I would have been inclined to scoff at the notion of emotional support animals were it not for the example of our cat Tater. Tater is not an emotional support animal herself: she’s good company, but we do okay without her. She’s always willing to climb on Dave’s lap and grab a knee when he’s feeling down, but since she also does it when he’s tip top, it feels like a bit of a stretch to claim she’s emotionally intuitive, rather than just a little chilly or wants her butt scratched. For a long time we all recognized the guide dogs for the blind as being your prototypical support animal–you can tell them by that furtive apologetic glance they give you that says “You look nice but I’m not allowed to play right now”–but there’ve been some interesting additions: dogs that clue into blood sugar levels, that detect seizures before they happen, and other amazing things.
Tater is not in that league. But she has a support hamster. Her support hamster is very important to her. It is not a real hamster; it’s a stuffed plush hamster. Also, it’s not a hamster either, but “support gerbil” sounds ridiculous. Although she’ll run after almost any toy you throw for her, she will ignore you completely if you toss her support hamster. It’s vital that you not know how special it is. And when she’s under stress, which would be every time Dave leaves the house, she starts yowling and picks up her hamster and moves it somewhere else in the house to keep it safe. We guess that’s why, anyway. The hamster has been relocated at least once a day for years and there isn’t a tooth mark in it.
Around Portland, people have been claiming support dogs for years now, but they don’t even have to buy the little vest anymore. Merchants have given up. Dogs get to go anywhere they want to. They can even go on the merchandise and the storekeepers write their Lysol and mops off their taxes. A support dog doesn’t have to be a basic Lab or a German Shepherd. He can even live in your purse and guard your Kleenex stash.
We have a neighbor who feels very strongly that her dog, who is outside barking anytime between 4am and midnight, is a support animal. She has pointedly refused offers to help with training or purchase a bark collar and says the barking makes her feel safe. Although the only people likely to be a threat are her sleep-deprived neighbors. There’s a dot or two she ain’t connecting.
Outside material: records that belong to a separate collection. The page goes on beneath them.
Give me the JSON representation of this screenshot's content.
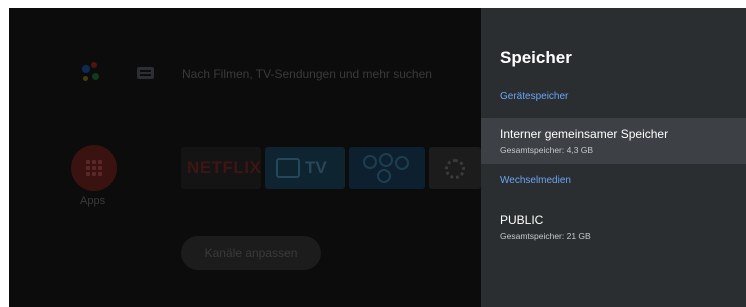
{
  "home": {
    "search_hint": "Nach Filmen, TV-Sendungen und mehr suchen",
    "apps_label": "Apps",
    "tiles": {
      "netflix": "NETFLIX",
      "tv": "TV"
    },
    "customize_channels": "Kanäle anpassen"
  },
  "panel": {
    "title": "Speicher",
    "sections": [
      {
        "label": "Gerätespeicher",
        "items": [
          {
            "title": "Interner gemeinsamer Speicher",
            "subtitle": "Gesamtspeicher: 4,3 GB",
            "focused": true
          }
        ]
      },
      {
        "label": "Wechselmedien",
        "items": [
          {
            "title": "PUBLIC",
            "subtitle": "Gesamtspeicher: 21 GB",
            "focused": false
          }
        ]
      }
    ]
  },
  "icons": [
    "google-assistant-icon",
    "keyboard-icon",
    "apps-grid-icon",
    "tv-icon",
    "games-icon",
    "settings-gear-icon"
  ],
  "colors": {
    "panel_bg": "#2b2e31",
    "focused_item_bg": "#3d4044",
    "section_label": "#6aa4f5",
    "home_bg": "#0c0c0c"
  }
}
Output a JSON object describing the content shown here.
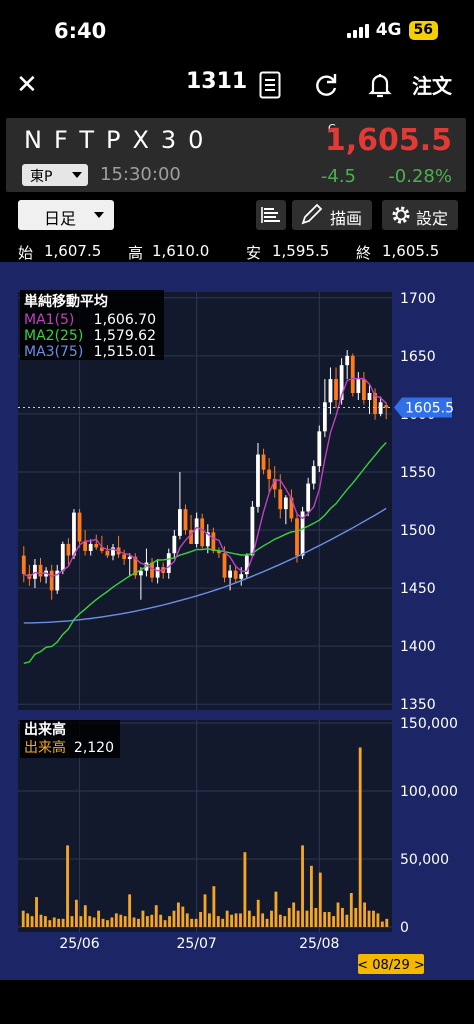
{
  "status_bar": {
    "time": "6:40",
    "network": "4G",
    "battery": "56"
  },
  "nav": {
    "stock_code": "1311",
    "order_label": "注文"
  },
  "quote": {
    "name": "NFTPX30",
    "realtime_marker": "C",
    "price": "1,605.5",
    "market": "東P",
    "time": "15:30:00",
    "change": "-4.5",
    "change_pct": "-0.28%"
  },
  "toolbar": {
    "period": "日足",
    "draw_label": "描画",
    "settings_label": "設定"
  },
  "ohlc": {
    "open_label": "始",
    "open": "1,607.5",
    "high_label": "高",
    "high": "1,610.0",
    "low_label": "安",
    "low": "1,595.5",
    "close_label": "終",
    "close": "1,605.5"
  },
  "colors": {
    "chart_bg": "#1c2565",
    "plot_bg": "#13192d",
    "up": "#ffffff",
    "down": "#ff7a1a",
    "ma1": "#c040c0",
    "ma2": "#3cd03c",
    "ma3": "#6c8ee6",
    "price_tag": "#2f6fe8",
    "volume": "#f5a623",
    "price_red": "#e53935",
    "change_green": "#4caf50"
  },
  "chart_data": {
    "type": "candlestick",
    "price_axis": {
      "ticks": [
        "1700",
        "1650",
        "1600",
        "1550",
        "1500",
        "1450",
        "1400",
        "1350"
      ],
      "min": 1345,
      "max": 1705
    },
    "volume_axis": {
      "ticks": [
        "150,000",
        "100,000",
        "50,000",
        "0"
      ],
      "max": 150000
    },
    "x_ticks": [
      "25/06",
      "25/07",
      "25/08"
    ],
    "x_tick_index": [
      10,
      31,
      53
    ],
    "last_price_tag": "1605.5",
    "date_tag": "< 08/29 >",
    "ma_legend": {
      "title": "単純移動平均",
      "items": [
        {
          "name": "MA1(5)",
          "value": "1,606.70"
        },
        {
          "name": "MA2(25)",
          "value": "1,579.62"
        },
        {
          "name": "MA3(75)",
          "value": "1,515.01"
        }
      ]
    },
    "volume_legend": {
      "title": "出来高",
      "name": "出来高",
      "value": "2,120"
    },
    "candles": [
      [
        1478,
        1486,
        1455,
        1462
      ],
      [
        1462,
        1470,
        1452,
        1458
      ],
      [
        1458,
        1475,
        1450,
        1470
      ],
      [
        1470,
        1476,
        1455,
        1460
      ],
      [
        1460,
        1468,
        1454,
        1465
      ],
      [
        1465,
        1470,
        1440,
        1448
      ],
      [
        1448,
        1470,
        1445,
        1465
      ],
      [
        1465,
        1490,
        1462,
        1488
      ],
      [
        1488,
        1493,
        1470,
        1478
      ],
      [
        1478,
        1518,
        1475,
        1515
      ],
      [
        1515,
        1518,
        1485,
        1490
      ],
      [
        1490,
        1500,
        1478,
        1482
      ],
      [
        1482,
        1492,
        1478,
        1488
      ],
      [
        1488,
        1496,
        1483,
        1485
      ],
      [
        1485,
        1495,
        1480,
        1482
      ],
      [
        1482,
        1487,
        1476,
        1478
      ],
      [
        1478,
        1488,
        1474,
        1485
      ],
      [
        1485,
        1495,
        1476,
        1479
      ],
      [
        1479,
        1483,
        1470,
        1475
      ],
      [
        1475,
        1480,
        1460,
        1477
      ],
      [
        1477,
        1480,
        1458,
        1461
      ],
      [
        1461,
        1468,
        1440,
        1465
      ],
      [
        1465,
        1484,
        1460,
        1472
      ],
      [
        1472,
        1476,
        1455,
        1459
      ],
      [
        1459,
        1475,
        1454,
        1468
      ],
      [
        1468,
        1472,
        1458,
        1463
      ],
      [
        1463,
        1484,
        1458,
        1480
      ],
      [
        1480,
        1500,
        1475,
        1495
      ],
      [
        1495,
        1550,
        1492,
        1518
      ],
      [
        1518,
        1522,
        1496,
        1500
      ],
      [
        1500,
        1513,
        1490,
        1488
      ],
      [
        1488,
        1515,
        1485,
        1510
      ],
      [
        1510,
        1514,
        1484,
        1486
      ],
      [
        1486,
        1505,
        1480,
        1498
      ],
      [
        1498,
        1502,
        1480,
        1482
      ],
      [
        1482,
        1485,
        1476,
        1480
      ],
      [
        1480,
        1486,
        1455,
        1459
      ],
      [
        1459,
        1470,
        1448,
        1465
      ],
      [
        1465,
        1470,
        1455,
        1458
      ],
      [
        1458,
        1468,
        1452,
        1462
      ],
      [
        1462,
        1480,
        1458,
        1478
      ],
      [
        1478,
        1525,
        1476,
        1520
      ],
      [
        1520,
        1575,
        1515,
        1565
      ],
      [
        1565,
        1570,
        1548,
        1552
      ],
      [
        1552,
        1562,
        1532,
        1544
      ],
      [
        1544,
        1555,
        1528,
        1535
      ],
      [
        1535,
        1548,
        1510,
        1518
      ],
      [
        1518,
        1530,
        1505,
        1528
      ],
      [
        1528,
        1535,
        1507,
        1510
      ],
      [
        1510,
        1515,
        1472,
        1478
      ],
      [
        1478,
        1520,
        1475,
        1516
      ],
      [
        1516,
        1545,
        1512,
        1540
      ],
      [
        1540,
        1560,
        1535,
        1555
      ],
      [
        1555,
        1590,
        1550,
        1585
      ],
      [
        1585,
        1630,
        1580,
        1610
      ],
      [
        1610,
        1640,
        1600,
        1630
      ],
      [
        1630,
        1640,
        1605,
        1612
      ],
      [
        1612,
        1648,
        1608,
        1642
      ],
      [
        1642,
        1655,
        1630,
        1650
      ],
      [
        1650,
        1652,
        1615,
        1618
      ],
      [
        1618,
        1636,
        1612,
        1630
      ],
      [
        1630,
        1636,
        1608,
        1612
      ],
      [
        1612,
        1625,
        1600,
        1618
      ],
      [
        1618,
        1622,
        1595,
        1600
      ],
      [
        1600,
        1615,
        1598,
        1610
      ],
      [
        1607.5,
        1610,
        1595.5,
        1605.5
      ]
    ],
    "volumes": [
      12000,
      10000,
      8000,
      22000,
      9000,
      8000,
      5000,
      7000,
      6000,
      6000,
      60000,
      8000,
      20000,
      8000,
      16000,
      8000,
      7000,
      12000,
      6000,
      5000,
      7000,
      10000,
      9000,
      8000,
      24000,
      7000,
      6000,
      12000,
      8000,
      9000,
      16000,
      9000,
      5000,
      8000,
      12000,
      18000,
      15000,
      10000,
      6000,
      6000,
      11000,
      24000,
      10000,
      30000,
      8000,
      6000,
      12000,
      9000,
      10000,
      10000,
      55000,
      12000,
      8000,
      20000,
      10000,
      6000,
      12000,
      26000,
      9000,
      8000,
      14000,
      18000,
      12000,
      60000,
      12000,
      45000,
      14000,
      40000,
      11000,
      11000,
      8000,
      18000,
      14000,
      9000,
      25000,
      14000,
      132000,
      18000,
      12000,
      12000,
      10000,
      4000,
      6000
    ]
  }
}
But there are support dogs and support rabbits and now, famously, a support peacock named Dexter who was turned back at the gate by employees of United Airlines, with good reason. You’d have to give a support peacock the middle seat and Aisle and Window would have to vacate every time he got a little peacock boner. (That’s just an expression. Peacocks don’t have boners but they do get wide when they’re inspired.) It’s nice to see an airline take a stand on this issue. I used to take our dog Boomer on flights back in the ’80s but she snoozed in a crate in cargo. Nowadays she could fly right alongside me as a support animal, but I don’t know. Seems like if we had myriad support dogs and support cats and support parakeets sharing the same airplane, and I guess we do, they’d kind of be obligated to bring back the smoking section, wouldn’t they?
Anyway, I’m not likely to take advantage of the airlines that way. The critters that really bother me on airplanes are those damned viruses. I’m packing my support bacteria just in case.